Exercise prompt: Go through the entries below and copy every line that holds the word "source".

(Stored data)

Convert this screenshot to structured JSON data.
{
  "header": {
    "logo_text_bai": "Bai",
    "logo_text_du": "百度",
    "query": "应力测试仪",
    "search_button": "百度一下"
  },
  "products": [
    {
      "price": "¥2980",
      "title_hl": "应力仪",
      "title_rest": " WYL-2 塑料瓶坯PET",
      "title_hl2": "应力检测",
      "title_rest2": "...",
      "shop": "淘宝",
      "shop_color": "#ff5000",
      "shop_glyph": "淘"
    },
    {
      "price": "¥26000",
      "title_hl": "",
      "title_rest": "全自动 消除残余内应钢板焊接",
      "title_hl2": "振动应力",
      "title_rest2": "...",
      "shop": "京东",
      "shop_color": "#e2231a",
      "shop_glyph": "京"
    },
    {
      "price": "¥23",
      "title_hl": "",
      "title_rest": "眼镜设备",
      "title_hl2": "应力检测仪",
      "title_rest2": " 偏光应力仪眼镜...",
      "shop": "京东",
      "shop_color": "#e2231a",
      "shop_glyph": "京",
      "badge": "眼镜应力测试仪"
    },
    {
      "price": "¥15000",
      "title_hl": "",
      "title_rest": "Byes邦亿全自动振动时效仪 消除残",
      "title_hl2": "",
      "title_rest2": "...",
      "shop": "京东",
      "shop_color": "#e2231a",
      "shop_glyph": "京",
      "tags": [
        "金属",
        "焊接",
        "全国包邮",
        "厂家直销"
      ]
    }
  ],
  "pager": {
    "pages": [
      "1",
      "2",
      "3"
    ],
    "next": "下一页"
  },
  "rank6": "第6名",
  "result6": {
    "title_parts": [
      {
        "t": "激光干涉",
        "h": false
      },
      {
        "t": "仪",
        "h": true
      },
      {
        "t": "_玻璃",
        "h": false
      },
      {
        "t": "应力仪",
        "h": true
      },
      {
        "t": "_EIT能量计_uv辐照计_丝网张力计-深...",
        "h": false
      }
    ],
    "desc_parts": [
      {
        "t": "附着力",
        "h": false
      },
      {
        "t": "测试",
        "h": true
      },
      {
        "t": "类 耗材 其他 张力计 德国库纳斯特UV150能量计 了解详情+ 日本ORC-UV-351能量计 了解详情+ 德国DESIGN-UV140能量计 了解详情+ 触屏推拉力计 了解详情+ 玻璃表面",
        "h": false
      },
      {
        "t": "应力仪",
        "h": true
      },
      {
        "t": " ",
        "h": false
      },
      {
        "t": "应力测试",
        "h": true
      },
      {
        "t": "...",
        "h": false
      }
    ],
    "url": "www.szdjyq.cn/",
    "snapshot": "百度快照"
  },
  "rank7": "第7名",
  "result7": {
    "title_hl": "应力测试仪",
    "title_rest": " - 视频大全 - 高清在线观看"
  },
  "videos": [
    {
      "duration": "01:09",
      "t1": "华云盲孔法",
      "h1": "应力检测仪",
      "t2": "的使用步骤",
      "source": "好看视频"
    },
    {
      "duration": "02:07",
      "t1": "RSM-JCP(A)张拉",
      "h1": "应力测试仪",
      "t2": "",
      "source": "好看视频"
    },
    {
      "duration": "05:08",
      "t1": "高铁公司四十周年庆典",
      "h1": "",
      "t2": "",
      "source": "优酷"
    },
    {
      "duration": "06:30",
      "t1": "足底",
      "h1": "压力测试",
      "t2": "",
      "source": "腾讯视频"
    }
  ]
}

Solution to this exercise:
      "source": "好看视频"
      "source": "好看视频"
      "source": "优酷"
      "source": "腾讯视频"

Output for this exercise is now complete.